| Task description |
The reply is to be an exact repetition of the entries that follow, with each picture left out.

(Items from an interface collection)
#####
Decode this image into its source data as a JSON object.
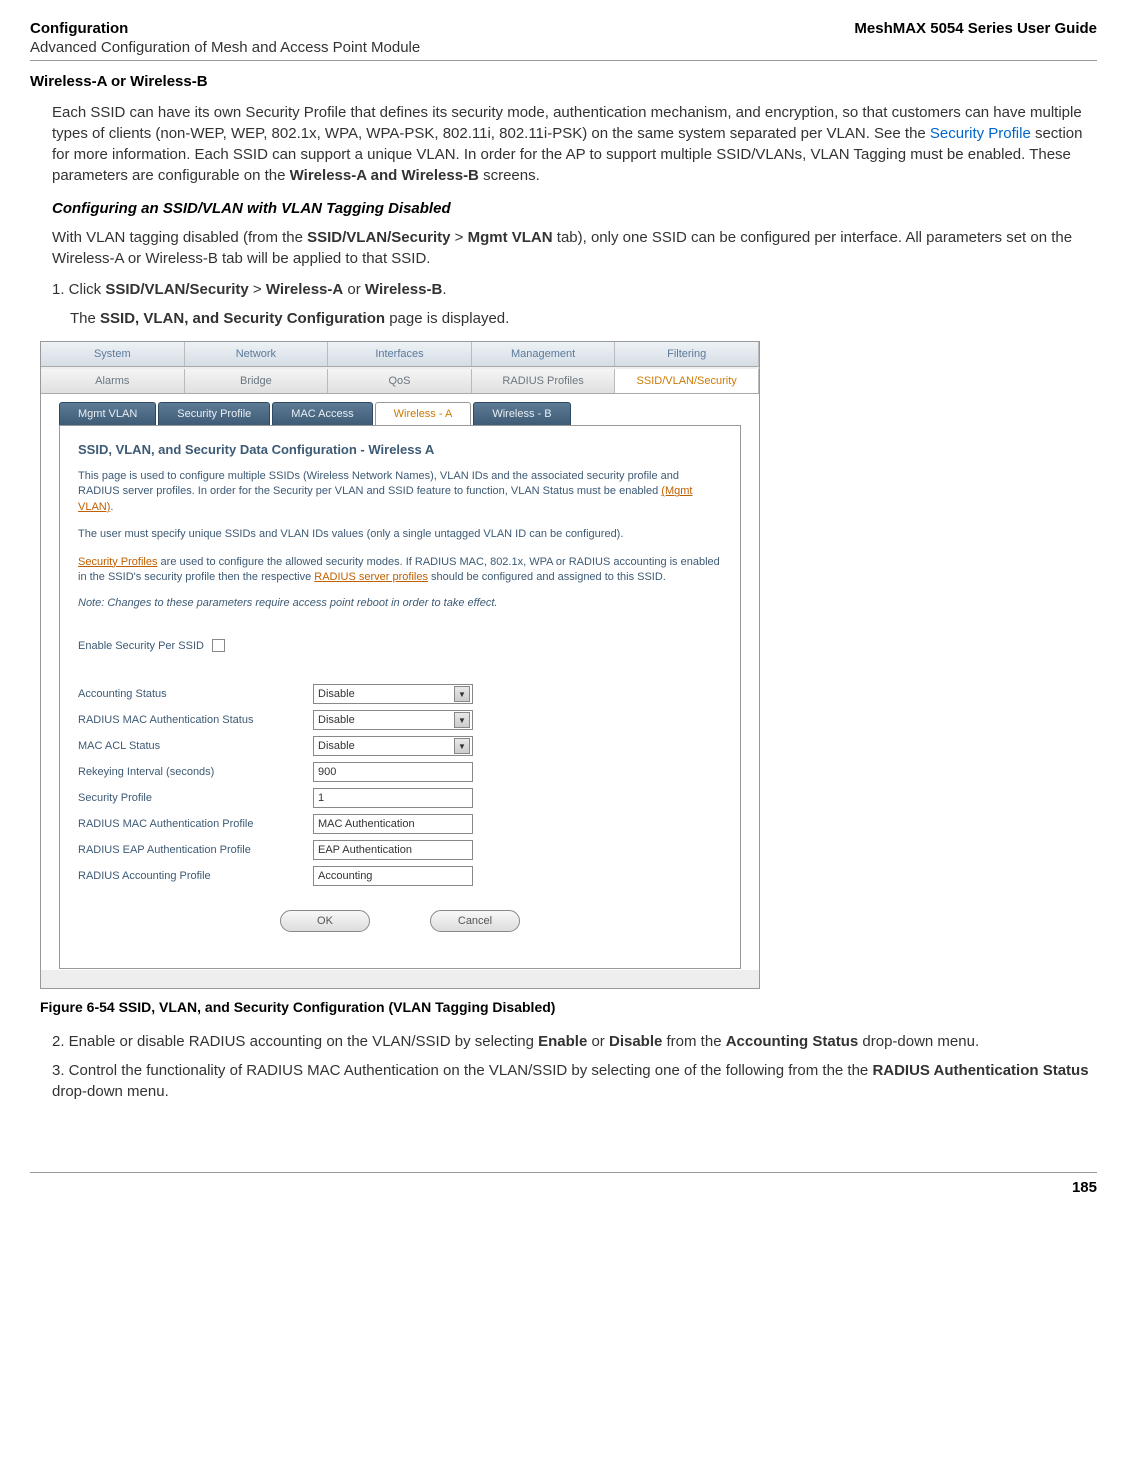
{
  "header": {
    "left": "Configuration",
    "right": "MeshMAX 5054 Series User Guide",
    "sub": "Advanced Configuration of Mesh and Access Point Module"
  },
  "section_title": "Wireless-A or Wireless-B",
  "para1_part1": "Each SSID can have its own Security Profile that defines its security mode, authentication mechanism, and encryption, so that customers can have multiple types of clients (non-WEP, WEP, 802.1x, WPA, WPA-PSK, 802.11i, 802.11i-PSK) on the same system separated per VLAN. See the ",
  "para1_link": "Security Profile",
  "para1_part2": " section for more information. Each SSID can support a unique VLAN. In order for the AP to support multiple SSID/VLANs, VLAN Tagging must be enabled. These parameters are configurable on the ",
  "para1_bold": "Wireless-A and Wireless-B",
  "para1_part3": " screens.",
  "sub_heading": "Configuring an SSID/VLAN with VLAN Tagging Disabled",
  "para2_part1": "With VLAN tagging disabled (from the ",
  "para2_bold1": "SSID/VLAN/Security",
  "para2_mid": " > ",
  "para2_bold2": "Mgmt VLAN",
  "para2_part2": " tab), only one SSID can be configured per interface. All parameters set on the Wireless-A or Wireless-B tab will be applied to that SSID.",
  "step1_num": "1.  Click ",
  "step1_b1": "SSID/VLAN/Security",
  "step1_mid1": " > ",
  "step1_b2": "Wireless-A",
  "step1_mid2": " or ",
  "step1_b3": "Wireless-B",
  "step1_end": ".",
  "step1_result": "The ",
  "step1_result_bold": "SSID, VLAN, and Security Configuration",
  "step1_result_end": " page is displayed.",
  "tabs1": [
    "System",
    "Network",
    "Interfaces",
    "Management",
    "Filtering"
  ],
  "tabs2": [
    "Alarms",
    "Bridge",
    "QoS",
    "RADIUS Profiles",
    "SSID/VLAN/Security"
  ],
  "subtabs": [
    "Mgmt VLAN",
    "Security Profile",
    "MAC Access",
    "Wireless - A",
    "Wireless - B"
  ],
  "panel": {
    "title": "SSID, VLAN, and Security Data Configuration - Wireless A",
    "text1": "This page is used to configure multiple SSIDs (Wireless Network Names), VLAN IDs and the associated security profile and RADIUS server profiles. In order for the Security per VLAN and SSID feature to function, VLAN Status must be enabled ",
    "text1_link": "(Mgmt VLAN)",
    "text1_end": ".",
    "text2": "The user must specify unique SSIDs and VLAN IDs values (only a single untagged VLAN ID can be configured).",
    "text3_link1": "Security Profiles",
    "text3_mid": " are used to configure the allowed security modes. If RADIUS MAC, 802.1x, WPA or RADIUS accounting is enabled in the SSID's security profile then the respective ",
    "text3_link2": "RADIUS server profiles",
    "text3_end": " should be configured and assigned to this SSID.",
    "note": "Note: Changes to these parameters require access point reboot in order to take effect.",
    "chk_label": "Enable Security Per SSID"
  },
  "form": {
    "accounting_status": {
      "label": "Accounting Status",
      "value": "Disable"
    },
    "radius_mac_auth_status": {
      "label": "RADIUS MAC Authentication Status",
      "value": "Disable"
    },
    "mac_acl_status": {
      "label": "MAC ACL Status",
      "value": "Disable"
    },
    "rekeying": {
      "label": "Rekeying Interval (seconds)",
      "value": "900"
    },
    "sec_profile": {
      "label": "Security Profile",
      "value": "1"
    },
    "radius_mac_profile": {
      "label": "RADIUS MAC Authentication Profile",
      "value": "MAC Authentication"
    },
    "radius_eap_profile": {
      "label": "RADIUS EAP Authentication Profile",
      "value": "EAP Authentication"
    },
    "radius_acct_profile": {
      "label": "RADIUS Accounting Profile",
      "value": "Accounting"
    }
  },
  "buttons": {
    "ok": "OK",
    "cancel": "Cancel"
  },
  "figure_caption": "Figure 6-54 SSID, VLAN, and Security Configuration (VLAN Tagging Disabled)",
  "step2_num": "2.  Enable or disable RADIUS accounting on the VLAN/SSID by selecting ",
  "step2_b1": "Enable",
  "step2_mid1": " or ",
  "step2_b2": "Disable",
  "step2_mid2": " from the ",
  "step2_b3": "Accounting Status",
  "step2_end": " drop-down menu.",
  "step3_num": "3.  Control the functionality of RADIUS MAC Authentication on the VLAN/SSID by selecting one of the following from the the ",
  "step3_b1": "RADIUS Authentication Status",
  "step3_end": " drop-down menu.",
  "page_number": "185"
}
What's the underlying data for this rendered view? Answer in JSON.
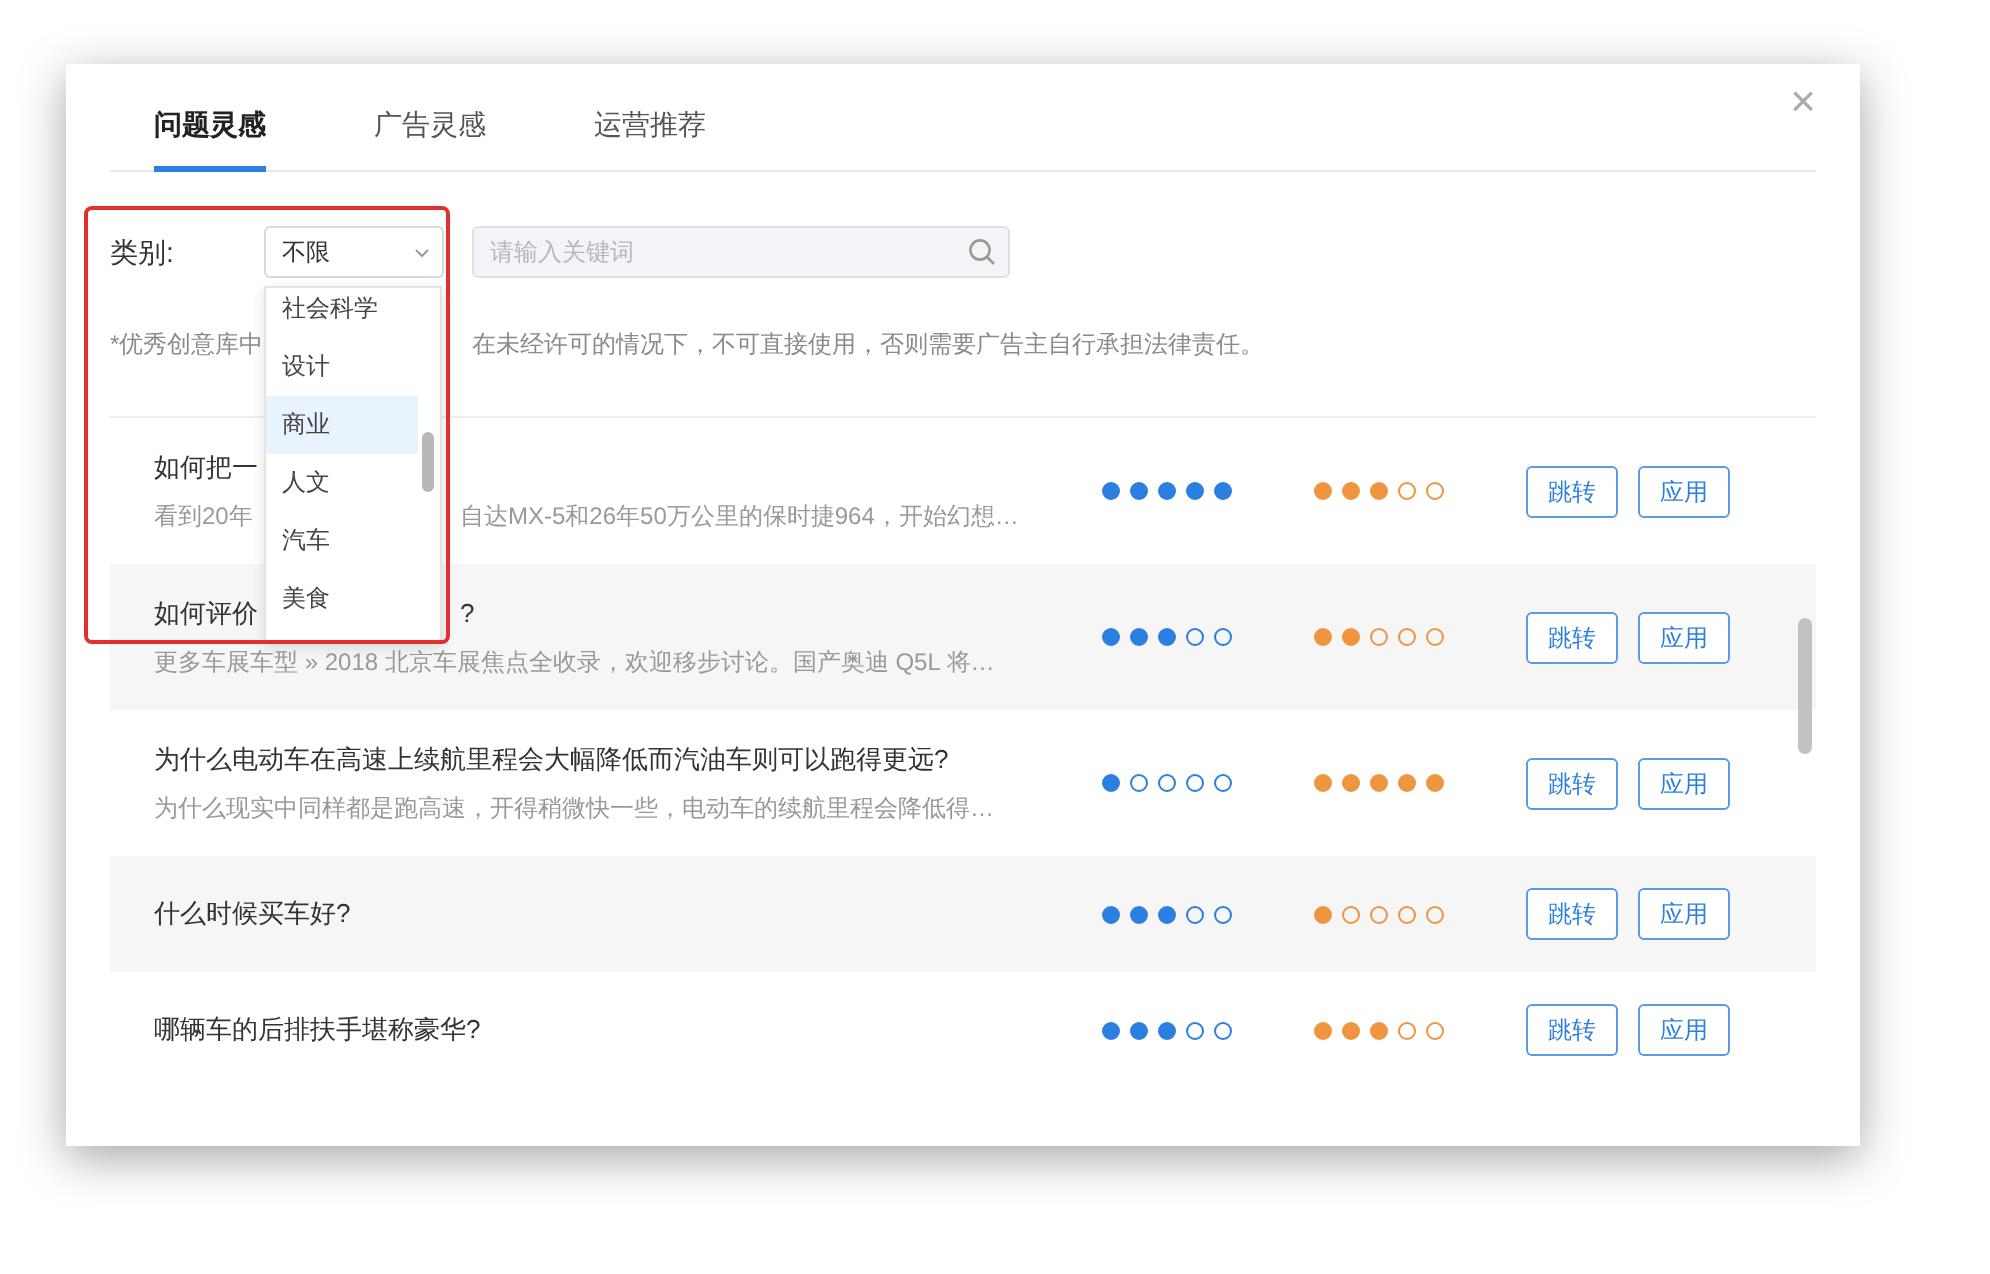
{
  "tabs": [
    {
      "label": "问题灵感",
      "selected": true
    },
    {
      "label": "广告灵感",
      "selected": false
    },
    {
      "label": "运营推荐",
      "selected": false
    }
  ],
  "close": "×",
  "filter": {
    "label": "类别:",
    "select_value": "不限",
    "search": {
      "placeholder": "请输入关键词"
    }
  },
  "dropdown": {
    "items": [
      {
        "label": "社会科学",
        "selected": false
      },
      {
        "label": "设计",
        "selected": false
      },
      {
        "label": "商业",
        "selected": true
      },
      {
        "label": "人文",
        "selected": false
      },
      {
        "label": "汽车",
        "selected": false
      },
      {
        "label": "美食",
        "selected": false
      }
    ]
  },
  "notice": [
    "*优秀创意库中",
    "在未经许可的情况下，不可直接使用，否则需要广告主自行承担法律责任。"
  ],
  "rows": [
    {
      "title": [
        "如何把一"
      ],
      "subtitle": [
        "看到20年",
        "自达MX-5和26年50万公里的保时捷964，开始幻想…"
      ],
      "rating_1": {
        "stars": 5
      },
      "rating_2": {
        "stars": 3
      },
      "buttons": [
        "跳转",
        "应用"
      ]
    },
    {
      "title": [
        "如何评价",
        "?"
      ],
      "subtitle": [
        "更多车展车型 » 2018 北京车展焦点全收录，欢迎移步讨论。国产奥迪 Q5L 将…"
      ],
      "rating_1": {
        "stars": 3
      },
      "rating_2": {
        "stars": 2
      },
      "buttons": [
        "跳转",
        "应用"
      ]
    },
    {
      "title": [
        "为什么电动车在高速上续航里程会大幅降低而汽油车则可以跑得更远?"
      ],
      "subtitle": [
        "为什么现实中同样都是跑高速，开得稍微快一些，电动车的续航里程会降低得…"
      ],
      "rating_1": {
        "stars": 1
      },
      "rating_2": {
        "stars": 5
      },
      "buttons": [
        "跳转",
        "应用"
      ]
    },
    {
      "title": [
        "什么时候买车好?"
      ],
      "rating_1": {
        "stars": 3
      },
      "rating_2": {
        "stars": 1
      },
      "buttons": [
        "跳转",
        "应用"
      ]
    },
    {
      "title": [
        "哪辆车的后排扶手堪称豪华?"
      ],
      "rating_1": {
        "stars": 3
      },
      "rating_2": {
        "stars": 3
      },
      "buttons": [
        "跳转",
        "应用"
      ]
    }
  ]
}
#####
| Written answer |
Decode this image into its source data as a JSON object.
{
  "header": {
    "left": "Configuration",
    "right": "MeshMAX 5054 Series User Guide",
    "sub": "Advanced Configuration of Mesh and Access Point Module"
  },
  "section_title": "Wireless-A or Wireless-B",
  "para1_part1": "Each SSID can have its own Security Profile that defines its security mode, authentication mechanism, and encryption, so that customers can have multiple types of clients (non-WEP, WEP, 802.1x, WPA, WPA-PSK, 802.11i, 802.11i-PSK) on the same system separated per VLAN. See the ",
  "para1_link": "Security Profile",
  "para1_part2": " section for more information. Each SSID can support a unique VLAN. In order for the AP to support multiple SSID/VLANs, VLAN Tagging must be enabled. These parameters are configurable on the ",
  "para1_bold": "Wireless-A and Wireless-B",
  "para1_part3": " screens.",
  "sub_heading": "Configuring an SSID/VLAN with VLAN Tagging Disabled",
  "para2_part1": "With VLAN tagging disabled (from the ",
  "para2_bold1": "SSID/VLAN/Security",
  "para2_mid": " > ",
  "para2_bold2": "Mgmt VLAN",
  "para2_part2": " tab), only one SSID can be configured per interface. All parameters set on the Wireless-A or Wireless-B tab will be applied to that SSID.",
  "step1_num": "1.  Click ",
  "step1_b1": "SSID/VLAN/Security",
  "step1_mid1": " > ",
  "step1_b2": "Wireless-A",
  "step1_mid2": " or ",
  "step1_b3": "Wireless-B",
  "step1_end": ".",
  "step1_result": "The ",
  "step1_result_bold": "SSID, VLAN, and Security Configuration",
  "step1_result_end": " page is displayed.",
  "tabs1": [
    "System",
    "Network",
    "Interfaces",
    "Management",
    "Filtering"
  ],
  "tabs2": [
    "Alarms",
    "Bridge",
    "QoS",
    "RADIUS Profiles",
    "SSID/VLAN/Security"
  ],
  "subtabs": [
    "Mgmt VLAN",
    "Security Profile",
    "MAC Access",
    "Wireless - A",
    "Wireless - B"
  ],
  "panel": {
    "title": "SSID, VLAN, and Security Data Configuration - Wireless A",
    "text1": "This page is used to configure multiple SSIDs (Wireless Network Names), VLAN IDs and the associated security profile and RADIUS server profiles. In order for the Security per VLAN and SSID feature to function, VLAN Status must be enabled ",
    "text1_link": "(Mgmt VLAN)",
    "text1_end": ".",
    "text2": "The user must specify unique SSIDs and VLAN IDs values (only a single untagged VLAN ID can be configured).",
    "text3_link1": "Security Profiles",
    "text3_mid": " are used to configure the allowed security modes. If RADIUS MAC, 802.1x, WPA or RADIUS accounting is enabled in the SSID's security profile then the respective ",
    "text3_link2": "RADIUS server profiles",
    "text3_end": " should be configured and assigned to this SSID.",
    "note": "Note: Changes to these parameters require access point reboot in order to take effect.",
    "chk_label": "Enable Security Per SSID"
  },
  "form": {
    "accounting_status": {
      "label": "Accounting Status",
      "value": "Disable"
    },
    "radius_mac_auth_status": {
      "label": "RADIUS MAC Authentication Status",
      "value": "Disable"
    },
    "mac_acl_status": {
      "label": "MAC ACL Status",
      "value": "Disable"
    },
    "rekeying": {
      "label": "Rekeying Interval (seconds)",
      "value": "900"
    },
    "sec_profile": {
      "label": "Security Profile",
      "value": "1"
    },
    "radius_mac_profile": {
      "label": "RADIUS MAC Authentication Profile",
      "value": "MAC Authentication"
    },
    "radius_eap_profile": {
      "label": "RADIUS EAP Authentication Profile",
      "value": "EAP Authentication"
    },
    "radius_acct_profile": {
      "label": "RADIUS Accounting Profile",
      "value": "Accounting"
    }
  },
  "buttons": {
    "ok": "OK",
    "cancel": "Cancel"
  },
  "figure_caption": "Figure 6-54 SSID, VLAN, and Security Configuration (VLAN Tagging Disabled)",
  "step2_num": "2.  Enable or disable RADIUS accounting on the VLAN/SSID by selecting ",
  "step2_b1": "Enable",
  "step2_mid1": " or ",
  "step2_b2": "Disable",
  "step2_mid2": " from the ",
  "step2_b3": "Accounting Status",
  "step2_end": " drop-down menu.",
  "step3_num": "3.  Control the functionality of RADIUS MAC Authentication on the VLAN/SSID by selecting one of the following from the the ",
  "step3_b1": "RADIUS Authentication Status",
  "step3_end": " drop-down menu.",
  "page_number": "185"
}
What's the underlying data for this rendered view? Answer in JSON.
{
  "tabs": [
    {
      "label": "问题灵感",
      "selected": true
    },
    {
      "label": "广告灵感",
      "selected": false
    },
    {
      "label": "运营推荐",
      "selected": false
    }
  ],
  "close": "×",
  "filter": {
    "label": "类别:",
    "select_value": "不限",
    "search": {
      "placeholder": "请输入关键词"
    }
  },
  "dropdown": {
    "items": [
      {
        "label": "社会科学",
        "selected": false
      },
      {
        "label": "设计",
        "selected": false
      },
      {
        "label": "商业",
        "selected": true
      },
      {
        "label": "人文",
        "selected": false
      },
      {
        "label": "汽车",
        "selected": false
      },
      {
        "label": "美食",
        "selected": false
      }
    ]
  },
  "notice": [
    "*优秀创意库中",
    "在未经许可的情况下，不可直接使用，否则需要广告主自行承担法律责任。"
  ],
  "rows": [
    {
      "title": [
        "如何把一"
      ],
      "subtitle": [
        "看到20年",
        "自达MX-5和26年50万公里的保时捷964，开始幻想…"
      ],
      "rating_1": {
        "stars": 5
      },
      "rating_2": {
        "stars": 3
      },
      "buttons": [
        "跳转",
        "应用"
      ]
    },
    {
      "title": [
        "如何评价",
        "?"
      ],
      "subtitle": [
        "更多车展车型 » 2018 北京车展焦点全收录，欢迎移步讨论。国产奥迪 Q5L 将…"
      ],
      "rating_1": {
        "stars": 3
      },
      "rating_2": {
        "stars": 2
      },
      "buttons": [
        "跳转",
        "应用"
      ]
    },
    {
      "title": [
        "为什么电动车在高速上续航里程会大幅降低而汽油车则可以跑得更远?"
      ],
      "subtitle": [
        "为什么现实中同样都是跑高速，开得稍微快一些，电动车的续航里程会降低得…"
      ],
      "rating_1": {
        "stars": 1
      },
      "rating_2": {
        "stars": 5
      },
      "buttons": [
        "跳转",
        "应用"
      ]
    },
    {
      "title": [
        "什么时候买车好?"
      ],
      "rating_1": {
        "stars": 3
      },
      "rating_2": {
        "stars": 1
      },
      "buttons": [
        "跳转",
        "应用"
      ]
    },
    {
      "title": [
        "哪辆车的后排扶手堪称豪华?"
      ],
      "rating_1": {
        "stars": 3
      },
      "rating_2": {
        "stars": 3
      },
      "buttons": [
        "跳转",
        "应用"
      ]
    }
  ]
}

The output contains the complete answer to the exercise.